After pulling off a major upset by taking the women’s strawweight belt from long-time champion Jedrzejczyk last November, Namajunas has to do it all over again on Saturday night.

Few expected the American to spoil Jedrzejczyk’s unblemished 14-fight record, never mind stop her in the first round, but she was clearly the sharper, more powerful striker on the night.

The Pole has revealed how much she struggled during a difficult weight cut last time, though, and looks to be in much better shape now.

Jedrzejczyk probably took Namajunas lightly at UFC 217, and will likely fight a much more tactical fight this time around.

When the 30-year-old is at her best she’s arguably the best striker in the entire UFC. If she fights on the outside and uses her strong clinch game, she’ll win.

Jedrzejczyk to win
{{::outcome.FormattedDecimal}} {{::outcome.Numerator}}/{{::outcome.Denominator}} 4/5

Renato Moicano v Calvin Kattar

Moicano lost his unbeaten 12-fight record with a submission defeat to Brian Ortega last July, and the Brazilian now faces another tricky opponent in Kattar.

The American has won 10 fights in a row and is 2-0 in the UFC, having beaten Andre Fili by decision on debut last July and stopped Shane Burgos in January.

Kattar could earn a shot at a top-five opponent with another win like his last and, although Moicano is a good all-round fighter, the 30-year-old’s slight striking edge should be enough to earn him the victory.

Kattar’s an excellent boxer who makes up for his lack of power with movement and hand speed, and a decision win for the Massachusetts resident looks the likeliest outcome on Saturday.

Kattar to win on points
{{::outcome.FormattedDecimal}} {{::outcome.Numerator}}/{{::outcome.Denominator}} 13/8

Al Iaquinta v Paul Felder

This lightweight clash has gone under the radar, but it could be the fight of the night between two men who like to go toe-to-toe.

Iaquinta is on a five-fight winning streak but has only fought once in three years, while Felder has won three in a row, the last of which was a TKO over Charles Oliveira in December.

Ragin’ Al is the more polished fighter of the two, and also has the more impressive CV with victories over Jorge Masvidal, Joe Lauzon and Kevin Lee since February 2014.

He’s a step up in competition for Felder, who excels at using elbows up close but might struggle to get inside against a clean striker like Iaquinta.

It’s a shame that much of Iaquinta’s prime has been wasted by contract disputes with the UFC, but Saturday night is a chance for him to remind everyone just how good he is.

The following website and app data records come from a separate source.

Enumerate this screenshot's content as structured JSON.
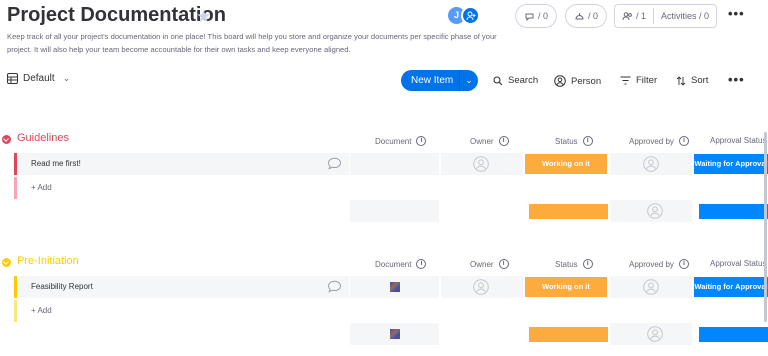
{
  "board": {
    "title": "Project Documentation",
    "description": "Keep track of all your project's documentation in one place! This board will help you store and organize your documents per specific phase of your project. It will also help your team become accountable for their own tasks and keep everyone aligned."
  },
  "header": {
    "avatar_initial": "J",
    "updates_count": "/ 0",
    "integrations_count": "/ 0",
    "members_count": "/ 1",
    "activities_label": "Activities / 0",
    "more": "•••"
  },
  "toolbar": {
    "view_label": "Default",
    "new_item": "New Item",
    "search": "Search",
    "person": "Person",
    "filter": "Filter",
    "sort": "Sort",
    "more": "•••"
  },
  "columns": {
    "document": "Document",
    "owner": "Owner",
    "status": "Status",
    "approved_by": "Approved by",
    "approval_status": "Approval Status"
  },
  "groups": [
    {
      "name": "Guidelines",
      "color": "#e2445c",
      "items": [
        {
          "name": "Read me first!",
          "status": "Working on it",
          "approval_status": "Waiting for Approval",
          "has_document": false
        }
      ],
      "add_label": "+ Add"
    },
    {
      "name": "Pre-Initiation",
      "color": "#ffcb00",
      "items": [
        {
          "name": "Feasibility Report",
          "status": "Working on it",
          "approval_status": "Waiting for Approval",
          "has_document": true
        }
      ],
      "add_label": "+ Add"
    }
  ],
  "colors": {
    "working_on_it": "#fdab3d",
    "waiting_for_approval": "#0086ff",
    "primary": "#0073ea"
  }
}
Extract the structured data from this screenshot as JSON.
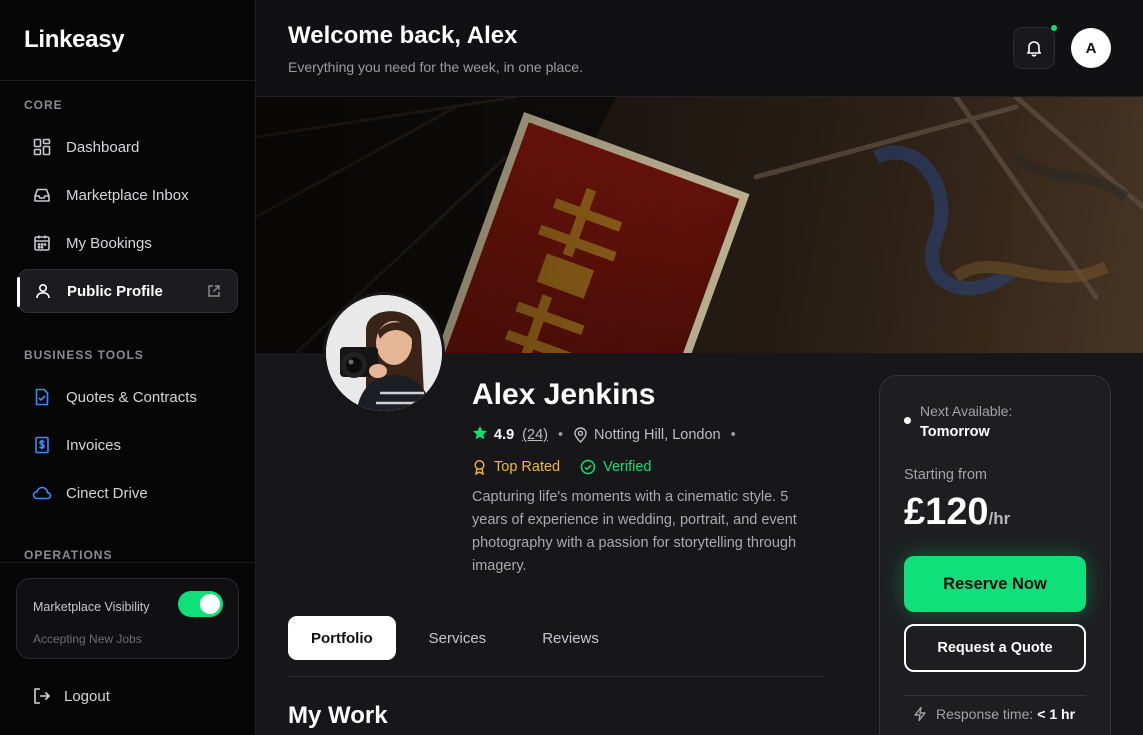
{
  "brand": "Linkeasy",
  "sidebar": {
    "sections": [
      "CORE",
      "BUSINESS TOOLS",
      "OPERATIONS"
    ],
    "core_items": [
      {
        "label": "Dashboard",
        "icon": "grid-icon"
      },
      {
        "label": "Marketplace Inbox",
        "icon": "inbox-icon"
      },
      {
        "label": "My Bookings",
        "icon": "calendar-icon"
      },
      {
        "label": "Public Profile",
        "icon": "user-icon",
        "active": true
      }
    ],
    "business_items": [
      {
        "label": "Quotes & Contracts",
        "icon": "document-check-icon"
      },
      {
        "label": "Invoices",
        "icon": "dollar-document-icon"
      },
      {
        "label": "Cinect Drive",
        "icon": "cloud-icon"
      }
    ],
    "visibility": {
      "title": "Marketplace Visibility",
      "subtitle": "Accepting New Jobs",
      "enabled": true
    },
    "logout": "Logout"
  },
  "header": {
    "title": "Welcome back, Alex",
    "subtitle": "Everything you need for the week, in one place.",
    "avatar_initial": "A",
    "has_notification": true
  },
  "profile": {
    "name": "Alex Jenkins",
    "rating": "4.9",
    "review_count": "(24)",
    "location": "Notting Hill, London",
    "badge_top_rated": "Top Rated",
    "badge_verified": "Verified",
    "bio": "Capturing life's moments with a cinematic style. 5 years of experience in wedding, portrait, and event photography with a passion for storytelling through imagery."
  },
  "tabs": [
    "Portfolio",
    "Services",
    "Reviews"
  ],
  "active_tab": "Portfolio",
  "section_title": "My Work",
  "booking": {
    "availability_label": "Next Available:",
    "availability_value": "Tomorrow",
    "starting_label": "Starting from",
    "price": "£120",
    "price_unit": "/hr",
    "reserve_label": "Reserve Now",
    "quote_label": "Request a Quote",
    "response_label": "Response time:",
    "response_value": "< 1 hr"
  },
  "colors": {
    "accent": "#10e07a",
    "top_rated": "#f5b83d",
    "background": "#17171a",
    "sidebar": "#060606"
  }
}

In a close bout, the 30-year-old’s class should come through and earn him the win.

Iaquinta to win
{{::outcome.FormattedDecimal}} {{::outcome.Numerator}}/{{::outcome.Denominator}} 4/5